The bird flu virus H5N1 has mutated into a form that makes it more infectious to humans, increasing the risk of a human pandemic, researchers have found.

The changes, which only affect the virus circulating in Europe and Africa, are worrying although they have not yet transformed it into a pandemic strain, Yoshihiro Kawaoka, of the University of Wisconsin-Madison, who led the research, said.

The outbreak of avian influenza caused by the lethal virus H5N1 began in Asia in 2003 and spread around the world, leading to the slaughter of hundreds of millions of birds.

More than 30 countries have reported outbreaks in the last year, mostly in wild birds such as swans. The virus has infected 329 people since 2003, of whom 201 have died, according to the World Health Organisation.

Governments have responded to the threat by stockpiling millions of doses of the anti-flu drug, Tamiflu, and preparing emergency plans for dealing with a pandemic.

In the UK, the disease broke out on a Bernard Matthews turkey farm in Suffolk and more than 100,000 poultry were culled after the virus was apparently imported from Hungary. But there have been no human cases in the UK or Europe.

Writing in the Public Library of Science journal, PLoS Pathogens, Dr Kawaoka and colleagues say recent samples of virus taken from birds in Europe and Africa all carry the mutation, which makes the virus more likely to grow in the nose and throat of humans.

"I don't like to scare the public, because they cannot do very much," Dr Kawaoka tolds the Reuters news agency. "But at the same time it is important to the scientific community to understand what is happening."

Humans have a lower body temperature than birds and the avian virus finds it difficult to grow in the cooler conditions of the human throat.
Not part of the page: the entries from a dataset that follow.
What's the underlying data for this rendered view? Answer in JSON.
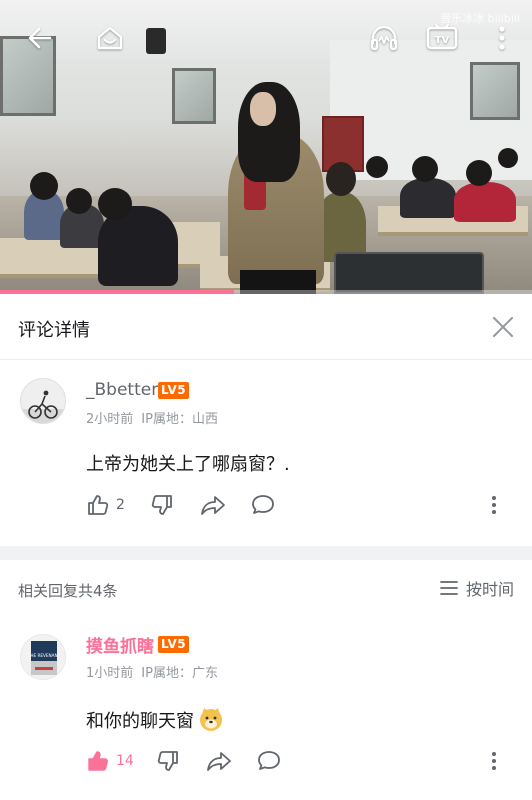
{
  "video": {
    "watermark": "音乐冰冰 bilibili",
    "progress_fraction": 0.44,
    "icons": {
      "back": "arrow-left-icon",
      "home": "home-icon",
      "listen": "headphones-icon",
      "cast": "tv-cast-icon",
      "more": "more-vertical-icon"
    }
  },
  "sheet": {
    "title": "评论详情"
  },
  "main_comment": {
    "username": "_Bbetter",
    "level": "LV5",
    "time": "2小时前",
    "ip": "IP属地：山西",
    "text": "上帝为她关上了哪扇窗？.",
    "like_count": "2",
    "username_color": "#61666d"
  },
  "replies": {
    "title": "相关回复共4条",
    "sort_label": "按时间"
  },
  "reply_1": {
    "username": "摸鱼抓瞎",
    "level": "LV5",
    "time": "1小时前",
    "ip": "IP属地：广东",
    "text": "和你的聊天窗",
    "like_count": "14",
    "username_color": "#fb7299",
    "avatar_caption": "THE REVENANT"
  },
  "colors": {
    "accent": "#fb7299",
    "level_badge": "#ff6a00",
    "text_primary": "#18191c",
    "text_secondary": "#9499a0"
  }
}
The mutated virus is better adapted to these cooler conditions, making transmission more likely.

"The viruses circulating in Europe and Africa all have this mutation," Dr Kawaoka said. "So they are the ones that are closer to human-like flu."

All flu viruses are evolving constantly and other mutations were necessary to convert H5N1 avian flu into a human pandemic strain, he said.

European specialists are divided about the likelihood of a human pandemic caused by the H5N1 virus. Sceptics say that as the virus has been circulating for four years, and if it were going to mutate into a pandemic strain it would have done so by now.

Those of a gloomier cast of mind say the risk is still high that it could evolve into a lethal strain that would kill on the scale of the 1914 pandemic when an estimated 40 million people died.

Professor Angus Nicoll, the flu co-ordinator at the European Centre for Disease Prevention and Control in Stockholm, said: "Agnostics like me are in the middle. My view is that we have to prepare for a pandemic even though we haven't seen any changes in the behaviour of the virus in the field."

Scientists are agreed that, even if the H5N1 strain does not cause a human pandemic, it is likely that a future strain will do so. There were three pandemics in the last century – in 1918, 1957 and 1968 – and more are expected.

Professor Nicoll said countries were having to decide whether to buy newly developed vaccines against H5N1. Some such as Finland and Switzerland, had placed large orders, but that involved gambling on a human pandemic caused by the H5N1 strain happening in the next few years. Other countries, including the UK, had ordered smaller amounts for certain groups in the population. "It is a difficult choice," Professor Nicoll said.